#### Aim of the task
Go through the entries below and print each one exactly.
***** Supplied data
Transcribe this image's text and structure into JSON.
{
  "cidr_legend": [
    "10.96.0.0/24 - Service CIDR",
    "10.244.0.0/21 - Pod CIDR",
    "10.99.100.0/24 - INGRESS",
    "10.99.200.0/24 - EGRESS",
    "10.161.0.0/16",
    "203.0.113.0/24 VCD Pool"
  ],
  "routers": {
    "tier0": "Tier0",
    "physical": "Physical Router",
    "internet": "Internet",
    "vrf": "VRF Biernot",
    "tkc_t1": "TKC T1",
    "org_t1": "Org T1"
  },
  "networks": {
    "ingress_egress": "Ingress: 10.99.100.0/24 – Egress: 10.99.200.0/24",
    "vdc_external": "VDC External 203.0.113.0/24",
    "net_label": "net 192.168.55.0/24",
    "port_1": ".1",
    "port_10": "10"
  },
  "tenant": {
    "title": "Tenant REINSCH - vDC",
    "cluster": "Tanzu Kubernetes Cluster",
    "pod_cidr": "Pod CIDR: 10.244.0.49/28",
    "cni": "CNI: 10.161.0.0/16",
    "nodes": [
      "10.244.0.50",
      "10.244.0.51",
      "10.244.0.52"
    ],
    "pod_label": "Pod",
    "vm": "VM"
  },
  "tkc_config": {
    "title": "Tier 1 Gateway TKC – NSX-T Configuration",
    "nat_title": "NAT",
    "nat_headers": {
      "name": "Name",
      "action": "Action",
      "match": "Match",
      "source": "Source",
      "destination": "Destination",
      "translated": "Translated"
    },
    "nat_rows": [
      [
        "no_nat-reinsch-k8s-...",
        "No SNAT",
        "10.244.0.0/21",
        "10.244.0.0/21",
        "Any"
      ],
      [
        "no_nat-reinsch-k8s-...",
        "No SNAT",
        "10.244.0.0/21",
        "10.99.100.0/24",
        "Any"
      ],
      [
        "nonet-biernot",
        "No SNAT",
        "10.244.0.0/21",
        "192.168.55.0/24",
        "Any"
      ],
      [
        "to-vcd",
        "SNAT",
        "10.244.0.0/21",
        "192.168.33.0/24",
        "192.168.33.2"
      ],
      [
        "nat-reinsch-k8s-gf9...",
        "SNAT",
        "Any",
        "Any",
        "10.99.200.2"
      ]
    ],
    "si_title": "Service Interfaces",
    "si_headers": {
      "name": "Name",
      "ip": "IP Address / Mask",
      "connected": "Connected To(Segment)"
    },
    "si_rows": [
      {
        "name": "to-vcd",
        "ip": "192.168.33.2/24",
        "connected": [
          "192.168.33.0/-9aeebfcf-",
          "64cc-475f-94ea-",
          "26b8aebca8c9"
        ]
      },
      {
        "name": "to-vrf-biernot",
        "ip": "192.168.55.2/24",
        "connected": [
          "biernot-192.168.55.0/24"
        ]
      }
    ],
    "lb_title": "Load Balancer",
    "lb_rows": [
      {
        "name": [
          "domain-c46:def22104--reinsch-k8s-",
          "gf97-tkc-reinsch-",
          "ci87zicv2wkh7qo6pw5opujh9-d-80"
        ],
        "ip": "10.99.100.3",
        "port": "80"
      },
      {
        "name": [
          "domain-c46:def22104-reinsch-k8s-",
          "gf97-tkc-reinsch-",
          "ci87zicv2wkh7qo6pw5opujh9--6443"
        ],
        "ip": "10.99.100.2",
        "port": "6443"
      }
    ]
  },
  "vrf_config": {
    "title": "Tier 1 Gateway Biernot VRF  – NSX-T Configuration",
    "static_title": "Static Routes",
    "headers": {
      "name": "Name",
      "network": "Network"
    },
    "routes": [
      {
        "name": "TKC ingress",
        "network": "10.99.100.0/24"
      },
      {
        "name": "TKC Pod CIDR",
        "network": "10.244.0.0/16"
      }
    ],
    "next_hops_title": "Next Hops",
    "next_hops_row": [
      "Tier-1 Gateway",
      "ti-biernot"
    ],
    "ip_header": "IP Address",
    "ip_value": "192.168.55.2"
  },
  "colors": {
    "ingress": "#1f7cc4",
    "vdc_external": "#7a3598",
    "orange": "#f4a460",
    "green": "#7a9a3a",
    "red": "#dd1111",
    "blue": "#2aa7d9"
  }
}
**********
#### The completed task
Transcribe this image's text and structure into JSON.
{
  "cidr_legend": [
    "10.96.0.0/24 - Service CIDR",
    "10.244.0.0/21 - Pod CIDR",
    "10.99.100.0/24 - INGRESS",
    "10.99.200.0/24 - EGRESS",
    "10.161.0.0/16",
    "203.0.113.0/24 VCD Pool"
  ],
  "routers": {
    "tier0": "Tier0",
    "physical": "Physical Router",
    "internet": "Internet",
    "vrf": "VRF Biernot",
    "tkc_t1": "TKC T1",
    "org_t1": "Org T1"
  },
  "networks": {
    "ingress_egress": "Ingress: 10.99.100.0/24 – Egress: 10.99.200.0/24",
    "vdc_external": "VDC External 203.0.113.0/24",
    "net_label": "net 192.168.55.0/24",
    "port_1": ".1",
    "port_10": "10"
  },
  "tenant": {
    "title": "Tenant REINSCH - vDC",
    "cluster": "Tanzu Kubernetes Cluster",
    "pod_cidr": "Pod CIDR: 10.244.0.49/28",
    "cni": "CNI: 10.161.0.0/16",
    "nodes": [
      "10.244.0.50",
      "10.244.0.51",
      "10.244.0.52"
    ],
    "pod_label": "Pod",
    "vm": "VM"
  },
  "tkc_config": {
    "title": "Tier 1 Gateway TKC – NSX-T Configuration",
    "nat_title": "NAT",
    "nat_headers": {
      "name": "Name",
      "action": "Action",
      "match": "Match",
      "source": "Source",
      "destination": "Destination",
      "translated": "Translated"
    },
    "nat_rows": [
      [
        "no_nat-reinsch-k8s-...",
        "No SNAT",
        "10.244.0.0/21",
        "10.244.0.0/21",
        "Any"
      ],
      [
        "no_nat-reinsch-k8s-...",
        "No SNAT",
        "10.244.0.0/21",
        "10.99.100.0/24",
        "Any"
      ],
      [
        "nonet-biernot",
        "No SNAT",
        "10.244.0.0/21",
        "192.168.55.0/24",
        "Any"
      ],
      [
        "to-vcd",
        "SNAT",
        "10.244.0.0/21",
        "192.168.33.0/24",
        "192.168.33.2"
      ],
      [
        "nat-reinsch-k8s-gf9...",
        "SNAT",
        "Any",
        "Any",
        "10.99.200.2"
      ]
    ],
    "si_title": "Service Interfaces",
    "si_headers": {
      "name": "Name",
      "ip": "IP Address / Mask",
      "connected": "Connected To(Segment)"
    },
    "si_rows": [
      {
        "name": "to-vcd",
        "ip": "192.168.33.2/24",
        "connected": [
          "192.168.33.0/-9aeebfcf-",
          "64cc-475f-94ea-",
          "26b8aebca8c9"
        ]
      },
      {
        "name": "to-vrf-biernot",
        "ip": "192.168.55.2/24",
        "connected": [
          "biernot-192.168.55.0/24"
        ]
      }
    ],
    "lb_title": "Load Balancer",
    "lb_rows": [
      {
        "name": [
          "domain-c46:def22104--reinsch-k8s-",
          "gf97-tkc-reinsch-",
          "ci87zicv2wkh7qo6pw5opujh9-d-80"
        ],
        "ip": "10.99.100.3",
        "port": "80"
      },
      {
        "name": [
          "domain-c46:def22104-reinsch-k8s-",
          "gf97-tkc-reinsch-",
          "ci87zicv2wkh7qo6pw5opujh9--6443"
        ],
        "ip": "10.99.100.2",
        "port": "6443"
      }
    ]
  },
  "vrf_config": {
    "title": "Tier 1 Gateway Biernot VRF  – NSX-T Configuration",
    "static_title": "Static Routes",
    "headers": {
      "name": "Name",
      "network": "Network"
    },
    "routes": [
      {
        "name": "TKC ingress",
        "network": "10.99.100.0/24"
      },
      {
        "name": "TKC Pod CIDR",
        "network": "10.244.0.0/16"
      }
    ],
    "next_hops_title": "Next Hops",
    "next_hops_row": [
      "Tier-1 Gateway",
      "ti-biernot"
    ],
    "ip_header": "IP Address",
    "ip_value": "192.168.55.2"
  },
  "colors": {
    "ingress": "#1f7cc4",
    "vdc_external": "#7a3598",
    "orange": "#f4a460",
    "green": "#7a9a3a",
    "red": "#dd1111",
    "blue": "#2aa7d9"
  }
}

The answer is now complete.